Bit of a serious one this.

The UK Parliament’s Environmental Audit Committee is currently conducting an inquiry on the impacts of invasive species and their management.

Its general terms are that;

“The inquiry will focus on the impact and management of non-native species that have a detrimental effect on native biodiversity and ecosystems, as well as public health, with threats posed by predatory behaviour, competition or by transmitting disease. It will also consider the threat of invasive species to the UK’s overseas territories.”

Public responses have been invited and we decided that we should have our say.

At Fishy Filaments we take this accelerated movement of non-native species very seriously. We work closely with commercial fisheries whose livelihood can be directly impacted as result of invasive species and we don’t want to be a vector for negative impacts associated with transfer of plants, animals, bacteria or any other biological matter on local eco-systems. There is a long established recognition of the hazards associated with freshwater species transfer on recreational fishing gear when in continued use but if we ignored the potential for marine plastic wastes to act as a mechanism for this transport after their landward disposal, we would be very shortsighted indeed.

This understanding of the risks associated with species transfer informs our business structure and our technologies as we seek to mitigate the risks that we see everyday.

We believe that recycling marine plastics at source is by far the most effective means available to us to prevent the accelerated movement of species due to man. This goes as much for end-of-life fishing gear as it does for ballast water, boat hulls or other marine structures. However, where there are international regulations in force to control these other aspects of maritime activity, we don’t see the same attention given to used nets after they are brought back to shore for disposal.

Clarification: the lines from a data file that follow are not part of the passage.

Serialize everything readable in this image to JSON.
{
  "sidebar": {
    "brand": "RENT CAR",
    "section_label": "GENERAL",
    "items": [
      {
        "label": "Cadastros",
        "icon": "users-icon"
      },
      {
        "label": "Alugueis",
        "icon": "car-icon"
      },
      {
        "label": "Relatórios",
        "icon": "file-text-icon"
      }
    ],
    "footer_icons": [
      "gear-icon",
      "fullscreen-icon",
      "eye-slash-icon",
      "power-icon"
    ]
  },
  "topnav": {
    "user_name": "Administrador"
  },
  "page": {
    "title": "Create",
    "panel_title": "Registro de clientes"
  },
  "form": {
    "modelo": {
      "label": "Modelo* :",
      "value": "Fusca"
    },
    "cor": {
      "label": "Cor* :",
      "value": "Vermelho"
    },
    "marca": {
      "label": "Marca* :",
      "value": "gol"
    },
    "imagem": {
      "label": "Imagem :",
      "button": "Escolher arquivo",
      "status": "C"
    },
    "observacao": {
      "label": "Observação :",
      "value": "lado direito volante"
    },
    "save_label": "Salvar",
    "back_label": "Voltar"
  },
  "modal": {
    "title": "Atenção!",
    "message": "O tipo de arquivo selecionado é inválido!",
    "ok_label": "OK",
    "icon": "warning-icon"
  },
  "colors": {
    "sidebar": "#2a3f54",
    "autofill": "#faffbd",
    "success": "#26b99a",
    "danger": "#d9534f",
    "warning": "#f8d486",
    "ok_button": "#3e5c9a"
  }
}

Indeed we can’t find any academic attention given to used nets, once out of their geographic area of use, as a vector for species transfer.

Anyway, you can read our formal submission here